So the one thing for which I must toil day and night is to remain enveloped in God's mercy. I must avoid anything that separates me from the Lord's mercy. At that point, I no longer need to worry about anything else at all. So the primary task of the believer in his life in the world is to seek God's mercy in every moment of his life. To strive for God's mercy by keeping the commandment in every moment of his life. To refuse to be separated from God's mercy at every moment of his life. One who proceeds in this manner never has a problem. Wherever he goes, the grace of the Lord precedes him. The grace of the Lord preserves him, carries him. The Lord says in the Sermon on the Mount: "Why do you worry? Look at the birds of the air, for they neither sow nor reap, yet your heavenly Father feeds them. Are you not of more value than they? Therefore, seek first the kingdom of heaven and its righteousness and everything else shall be added unto you!" This blind man, it is true that he became seeing, but more important than that is that his heart became seeing. This is expressed in the text that was read to you today because the Lord said to him first, "Your faith has saved you." He didn't just open his external eyes. The Lord God opened the eyes of his heart. That is, He cleansed him of his sin. He forgave him his sins and saved him. This is truly salvation. The result was, as the text says at the end, "Immediately, he could see." His heart was opened and he followed Him. He went after Him. He ran after Him! He no longer had anything else to follow. He no longer needed to beg. He found the precious treasure. He no longer needed to have any worry. "He followed Him." He followed Him, giving glory to God. "When they saw this, all the people praised God." God is so sweet He makes you cry. Anyone who doesn't see the beauty of the Lord lives and dies without meaning. The important thing is that we behold God in His mercy, in His love, in His light. Glory to God for all He has given us!

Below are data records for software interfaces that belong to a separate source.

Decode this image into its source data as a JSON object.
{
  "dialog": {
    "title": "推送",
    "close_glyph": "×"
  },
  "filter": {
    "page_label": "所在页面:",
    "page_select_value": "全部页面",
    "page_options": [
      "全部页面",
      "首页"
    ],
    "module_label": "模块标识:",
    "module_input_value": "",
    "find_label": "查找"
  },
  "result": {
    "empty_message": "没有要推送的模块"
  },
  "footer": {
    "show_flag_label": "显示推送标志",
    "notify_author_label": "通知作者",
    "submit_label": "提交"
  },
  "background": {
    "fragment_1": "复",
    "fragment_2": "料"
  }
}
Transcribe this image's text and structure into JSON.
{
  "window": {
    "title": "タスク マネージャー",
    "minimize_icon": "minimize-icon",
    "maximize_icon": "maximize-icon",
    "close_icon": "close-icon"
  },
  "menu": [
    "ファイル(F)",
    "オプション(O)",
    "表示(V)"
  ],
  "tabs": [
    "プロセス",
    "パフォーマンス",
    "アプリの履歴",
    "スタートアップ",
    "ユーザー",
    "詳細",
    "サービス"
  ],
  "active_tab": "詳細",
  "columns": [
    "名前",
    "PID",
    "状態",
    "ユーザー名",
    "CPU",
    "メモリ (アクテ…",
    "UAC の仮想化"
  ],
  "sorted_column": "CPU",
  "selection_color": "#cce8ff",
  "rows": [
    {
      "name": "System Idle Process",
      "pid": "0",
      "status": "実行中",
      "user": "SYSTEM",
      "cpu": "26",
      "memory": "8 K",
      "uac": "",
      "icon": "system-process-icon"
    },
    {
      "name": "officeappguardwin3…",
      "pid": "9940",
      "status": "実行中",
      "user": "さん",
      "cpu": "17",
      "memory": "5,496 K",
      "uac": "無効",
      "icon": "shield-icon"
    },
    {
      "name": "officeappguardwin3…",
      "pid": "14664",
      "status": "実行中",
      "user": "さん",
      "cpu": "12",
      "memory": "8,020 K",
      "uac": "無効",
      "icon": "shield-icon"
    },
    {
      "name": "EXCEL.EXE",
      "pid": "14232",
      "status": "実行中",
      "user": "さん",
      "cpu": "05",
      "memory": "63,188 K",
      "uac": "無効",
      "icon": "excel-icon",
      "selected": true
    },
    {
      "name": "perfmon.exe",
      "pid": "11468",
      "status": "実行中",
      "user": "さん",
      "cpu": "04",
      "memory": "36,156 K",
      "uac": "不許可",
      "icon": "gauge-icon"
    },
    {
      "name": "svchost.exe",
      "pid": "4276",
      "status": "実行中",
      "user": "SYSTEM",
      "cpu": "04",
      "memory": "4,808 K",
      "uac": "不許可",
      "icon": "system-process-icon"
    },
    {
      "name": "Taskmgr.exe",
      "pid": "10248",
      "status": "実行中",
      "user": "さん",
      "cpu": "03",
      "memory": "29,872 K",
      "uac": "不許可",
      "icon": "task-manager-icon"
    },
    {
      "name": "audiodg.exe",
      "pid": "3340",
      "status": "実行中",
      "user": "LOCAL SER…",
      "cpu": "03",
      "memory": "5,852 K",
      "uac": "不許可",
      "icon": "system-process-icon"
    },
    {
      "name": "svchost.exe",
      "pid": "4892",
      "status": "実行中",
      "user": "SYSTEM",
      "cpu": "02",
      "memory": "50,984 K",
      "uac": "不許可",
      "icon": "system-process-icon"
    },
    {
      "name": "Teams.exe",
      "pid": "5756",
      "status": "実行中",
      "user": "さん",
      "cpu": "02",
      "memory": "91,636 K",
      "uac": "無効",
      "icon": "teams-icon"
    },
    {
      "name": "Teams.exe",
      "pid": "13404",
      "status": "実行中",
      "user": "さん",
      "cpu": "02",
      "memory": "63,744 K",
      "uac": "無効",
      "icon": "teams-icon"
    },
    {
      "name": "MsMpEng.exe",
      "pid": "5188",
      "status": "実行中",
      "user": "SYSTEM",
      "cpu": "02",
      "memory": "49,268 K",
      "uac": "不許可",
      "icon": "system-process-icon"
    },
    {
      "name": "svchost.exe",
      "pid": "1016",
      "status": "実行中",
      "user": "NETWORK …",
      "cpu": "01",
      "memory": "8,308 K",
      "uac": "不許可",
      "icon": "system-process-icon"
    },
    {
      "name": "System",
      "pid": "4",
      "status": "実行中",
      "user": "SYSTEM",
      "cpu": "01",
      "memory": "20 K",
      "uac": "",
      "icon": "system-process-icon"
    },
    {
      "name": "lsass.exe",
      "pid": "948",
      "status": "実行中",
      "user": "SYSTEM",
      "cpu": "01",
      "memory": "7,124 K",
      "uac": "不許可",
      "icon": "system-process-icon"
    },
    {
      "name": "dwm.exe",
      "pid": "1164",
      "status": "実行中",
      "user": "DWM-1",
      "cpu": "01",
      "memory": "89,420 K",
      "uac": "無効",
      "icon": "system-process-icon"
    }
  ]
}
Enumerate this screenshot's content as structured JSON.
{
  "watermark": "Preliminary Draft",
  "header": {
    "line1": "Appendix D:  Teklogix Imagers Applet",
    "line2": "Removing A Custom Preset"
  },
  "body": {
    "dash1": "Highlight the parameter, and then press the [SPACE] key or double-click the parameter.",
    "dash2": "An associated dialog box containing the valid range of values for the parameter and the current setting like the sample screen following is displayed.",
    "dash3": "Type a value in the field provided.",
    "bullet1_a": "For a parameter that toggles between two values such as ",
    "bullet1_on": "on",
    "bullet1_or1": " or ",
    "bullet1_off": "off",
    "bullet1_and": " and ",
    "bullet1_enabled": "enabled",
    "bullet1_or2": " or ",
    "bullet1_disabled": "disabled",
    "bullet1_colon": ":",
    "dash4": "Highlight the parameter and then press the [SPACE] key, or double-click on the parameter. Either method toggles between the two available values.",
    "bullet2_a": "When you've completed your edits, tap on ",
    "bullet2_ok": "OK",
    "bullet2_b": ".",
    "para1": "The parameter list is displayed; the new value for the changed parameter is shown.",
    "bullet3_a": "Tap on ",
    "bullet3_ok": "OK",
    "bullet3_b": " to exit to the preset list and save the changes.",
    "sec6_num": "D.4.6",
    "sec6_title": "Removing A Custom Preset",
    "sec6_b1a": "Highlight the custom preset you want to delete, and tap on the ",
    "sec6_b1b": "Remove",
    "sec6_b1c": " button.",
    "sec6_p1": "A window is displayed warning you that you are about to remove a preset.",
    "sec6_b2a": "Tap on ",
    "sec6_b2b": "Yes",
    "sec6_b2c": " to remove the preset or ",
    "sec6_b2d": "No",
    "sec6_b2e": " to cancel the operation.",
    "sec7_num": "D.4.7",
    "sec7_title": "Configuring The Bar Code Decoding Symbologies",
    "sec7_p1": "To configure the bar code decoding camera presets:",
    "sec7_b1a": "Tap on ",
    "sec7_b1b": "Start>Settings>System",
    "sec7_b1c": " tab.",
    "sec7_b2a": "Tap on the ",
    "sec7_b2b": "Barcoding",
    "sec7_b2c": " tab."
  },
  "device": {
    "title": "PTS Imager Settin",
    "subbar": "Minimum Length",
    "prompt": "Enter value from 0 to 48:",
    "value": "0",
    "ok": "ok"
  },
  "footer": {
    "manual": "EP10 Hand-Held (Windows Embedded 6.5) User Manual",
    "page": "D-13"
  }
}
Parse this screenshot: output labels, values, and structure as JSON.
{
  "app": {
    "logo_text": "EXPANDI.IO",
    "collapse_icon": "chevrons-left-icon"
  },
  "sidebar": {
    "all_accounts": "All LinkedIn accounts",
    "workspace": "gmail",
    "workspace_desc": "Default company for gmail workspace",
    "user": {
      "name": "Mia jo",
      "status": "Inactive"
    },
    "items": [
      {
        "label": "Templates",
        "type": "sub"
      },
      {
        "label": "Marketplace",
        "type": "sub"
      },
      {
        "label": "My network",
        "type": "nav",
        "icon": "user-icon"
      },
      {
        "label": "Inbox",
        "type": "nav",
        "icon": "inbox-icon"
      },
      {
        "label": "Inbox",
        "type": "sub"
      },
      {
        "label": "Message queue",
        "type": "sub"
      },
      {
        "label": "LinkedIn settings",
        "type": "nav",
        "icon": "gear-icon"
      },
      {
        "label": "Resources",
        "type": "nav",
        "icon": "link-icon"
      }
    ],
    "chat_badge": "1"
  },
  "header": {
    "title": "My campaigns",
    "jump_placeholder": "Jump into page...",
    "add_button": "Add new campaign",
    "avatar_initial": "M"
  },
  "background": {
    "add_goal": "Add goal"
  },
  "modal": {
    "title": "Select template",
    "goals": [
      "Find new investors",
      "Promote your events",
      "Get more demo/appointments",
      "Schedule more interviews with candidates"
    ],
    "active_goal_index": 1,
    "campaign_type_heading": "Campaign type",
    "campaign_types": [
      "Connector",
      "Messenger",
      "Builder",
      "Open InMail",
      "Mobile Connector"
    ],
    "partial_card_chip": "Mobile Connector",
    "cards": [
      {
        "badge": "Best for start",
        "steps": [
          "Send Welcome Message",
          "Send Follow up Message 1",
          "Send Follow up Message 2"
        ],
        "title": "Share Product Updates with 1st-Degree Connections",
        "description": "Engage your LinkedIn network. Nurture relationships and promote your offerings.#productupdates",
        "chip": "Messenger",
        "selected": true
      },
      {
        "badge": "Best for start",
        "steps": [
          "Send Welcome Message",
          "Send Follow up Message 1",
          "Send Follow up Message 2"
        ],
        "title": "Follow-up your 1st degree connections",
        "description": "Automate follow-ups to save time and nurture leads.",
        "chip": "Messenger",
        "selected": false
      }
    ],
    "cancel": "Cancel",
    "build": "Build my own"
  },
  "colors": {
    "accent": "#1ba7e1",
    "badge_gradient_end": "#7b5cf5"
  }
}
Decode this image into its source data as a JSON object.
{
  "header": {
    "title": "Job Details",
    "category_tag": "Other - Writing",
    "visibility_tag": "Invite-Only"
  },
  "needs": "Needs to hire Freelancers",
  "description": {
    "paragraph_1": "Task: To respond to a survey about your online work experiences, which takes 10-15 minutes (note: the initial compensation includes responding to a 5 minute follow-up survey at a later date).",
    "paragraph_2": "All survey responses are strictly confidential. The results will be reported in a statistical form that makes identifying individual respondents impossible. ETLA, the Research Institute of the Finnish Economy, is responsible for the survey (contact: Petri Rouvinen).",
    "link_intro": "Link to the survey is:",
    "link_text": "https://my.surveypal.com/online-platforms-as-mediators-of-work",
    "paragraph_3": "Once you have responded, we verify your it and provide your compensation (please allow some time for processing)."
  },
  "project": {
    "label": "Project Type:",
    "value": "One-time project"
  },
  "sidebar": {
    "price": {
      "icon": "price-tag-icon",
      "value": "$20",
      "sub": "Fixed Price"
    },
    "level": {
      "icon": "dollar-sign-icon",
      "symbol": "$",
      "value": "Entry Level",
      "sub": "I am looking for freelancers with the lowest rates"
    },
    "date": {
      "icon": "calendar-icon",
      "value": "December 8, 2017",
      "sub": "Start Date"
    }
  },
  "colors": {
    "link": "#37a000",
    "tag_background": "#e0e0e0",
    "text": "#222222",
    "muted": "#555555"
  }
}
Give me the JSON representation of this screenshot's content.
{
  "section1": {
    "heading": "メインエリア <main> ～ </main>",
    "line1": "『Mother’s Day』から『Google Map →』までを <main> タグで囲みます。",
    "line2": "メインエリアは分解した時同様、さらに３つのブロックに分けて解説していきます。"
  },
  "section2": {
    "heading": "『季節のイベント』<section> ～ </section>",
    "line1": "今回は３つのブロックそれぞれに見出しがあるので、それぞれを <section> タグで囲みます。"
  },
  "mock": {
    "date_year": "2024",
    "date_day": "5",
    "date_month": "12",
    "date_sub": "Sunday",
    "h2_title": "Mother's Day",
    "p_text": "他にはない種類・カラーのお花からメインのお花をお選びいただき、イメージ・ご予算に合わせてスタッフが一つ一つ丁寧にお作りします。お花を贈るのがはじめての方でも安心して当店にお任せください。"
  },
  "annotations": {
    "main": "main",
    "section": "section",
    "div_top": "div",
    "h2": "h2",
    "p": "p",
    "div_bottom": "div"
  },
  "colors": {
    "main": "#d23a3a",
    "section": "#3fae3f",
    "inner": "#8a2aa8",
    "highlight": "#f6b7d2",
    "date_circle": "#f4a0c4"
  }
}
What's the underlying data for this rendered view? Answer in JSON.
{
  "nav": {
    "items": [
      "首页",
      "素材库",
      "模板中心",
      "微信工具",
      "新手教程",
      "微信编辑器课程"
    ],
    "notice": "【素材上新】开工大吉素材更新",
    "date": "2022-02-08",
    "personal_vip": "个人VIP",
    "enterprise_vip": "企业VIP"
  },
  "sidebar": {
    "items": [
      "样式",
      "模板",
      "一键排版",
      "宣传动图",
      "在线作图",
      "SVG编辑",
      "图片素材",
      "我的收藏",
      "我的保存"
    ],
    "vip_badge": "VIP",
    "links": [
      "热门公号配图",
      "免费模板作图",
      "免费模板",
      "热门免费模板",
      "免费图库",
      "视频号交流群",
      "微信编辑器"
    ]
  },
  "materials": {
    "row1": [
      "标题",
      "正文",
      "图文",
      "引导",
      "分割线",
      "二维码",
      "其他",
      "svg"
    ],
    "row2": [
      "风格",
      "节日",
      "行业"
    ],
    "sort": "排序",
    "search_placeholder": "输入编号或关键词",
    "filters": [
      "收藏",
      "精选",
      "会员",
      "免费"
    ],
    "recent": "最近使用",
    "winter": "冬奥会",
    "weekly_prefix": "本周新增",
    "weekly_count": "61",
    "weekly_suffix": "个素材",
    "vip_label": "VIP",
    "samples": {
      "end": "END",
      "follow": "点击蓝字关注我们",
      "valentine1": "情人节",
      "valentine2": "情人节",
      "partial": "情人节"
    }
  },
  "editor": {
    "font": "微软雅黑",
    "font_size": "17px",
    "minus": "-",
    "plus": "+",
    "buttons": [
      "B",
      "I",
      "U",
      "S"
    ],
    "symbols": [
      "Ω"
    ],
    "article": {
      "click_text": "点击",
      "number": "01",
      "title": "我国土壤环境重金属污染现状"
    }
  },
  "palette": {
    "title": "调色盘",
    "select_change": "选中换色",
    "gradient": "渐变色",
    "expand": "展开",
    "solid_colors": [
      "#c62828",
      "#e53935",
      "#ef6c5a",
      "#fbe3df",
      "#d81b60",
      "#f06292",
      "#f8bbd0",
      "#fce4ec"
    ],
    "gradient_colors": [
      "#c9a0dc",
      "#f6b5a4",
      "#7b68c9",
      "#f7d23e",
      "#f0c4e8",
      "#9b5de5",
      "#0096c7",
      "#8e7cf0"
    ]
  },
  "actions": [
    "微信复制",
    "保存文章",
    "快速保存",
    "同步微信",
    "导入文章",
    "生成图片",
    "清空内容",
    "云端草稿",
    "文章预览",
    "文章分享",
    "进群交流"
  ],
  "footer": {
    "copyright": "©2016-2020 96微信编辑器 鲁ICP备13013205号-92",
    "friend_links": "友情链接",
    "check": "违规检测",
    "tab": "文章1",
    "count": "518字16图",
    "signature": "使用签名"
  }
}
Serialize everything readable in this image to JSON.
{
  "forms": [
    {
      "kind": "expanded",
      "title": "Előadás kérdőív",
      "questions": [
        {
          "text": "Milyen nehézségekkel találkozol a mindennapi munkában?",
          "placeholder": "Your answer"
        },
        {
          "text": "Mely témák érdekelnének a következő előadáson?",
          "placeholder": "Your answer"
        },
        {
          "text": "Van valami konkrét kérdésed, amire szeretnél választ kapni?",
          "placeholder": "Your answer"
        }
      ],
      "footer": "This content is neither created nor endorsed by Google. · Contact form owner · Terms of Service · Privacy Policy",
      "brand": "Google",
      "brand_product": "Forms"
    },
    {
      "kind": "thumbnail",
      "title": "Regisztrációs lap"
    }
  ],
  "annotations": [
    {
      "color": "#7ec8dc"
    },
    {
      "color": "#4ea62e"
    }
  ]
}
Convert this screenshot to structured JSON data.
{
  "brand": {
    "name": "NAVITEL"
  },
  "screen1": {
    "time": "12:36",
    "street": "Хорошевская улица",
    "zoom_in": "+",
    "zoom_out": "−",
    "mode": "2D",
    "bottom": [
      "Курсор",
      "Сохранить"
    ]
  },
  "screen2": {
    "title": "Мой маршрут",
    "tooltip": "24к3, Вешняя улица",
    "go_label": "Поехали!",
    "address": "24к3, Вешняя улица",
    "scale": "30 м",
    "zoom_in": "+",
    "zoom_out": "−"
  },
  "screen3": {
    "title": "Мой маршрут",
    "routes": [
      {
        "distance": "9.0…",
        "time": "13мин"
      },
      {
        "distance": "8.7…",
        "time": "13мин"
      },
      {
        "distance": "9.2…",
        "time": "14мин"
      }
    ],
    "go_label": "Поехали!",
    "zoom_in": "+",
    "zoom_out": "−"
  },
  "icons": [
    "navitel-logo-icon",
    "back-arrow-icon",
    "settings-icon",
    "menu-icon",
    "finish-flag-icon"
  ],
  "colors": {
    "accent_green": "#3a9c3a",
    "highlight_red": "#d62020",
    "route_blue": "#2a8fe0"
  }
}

Archimandrite Touma (Bitar)
Abbot of the Monastery of Saint Silouan-- Douma, Lebanon
Sunday, December 2, 2018

No comments: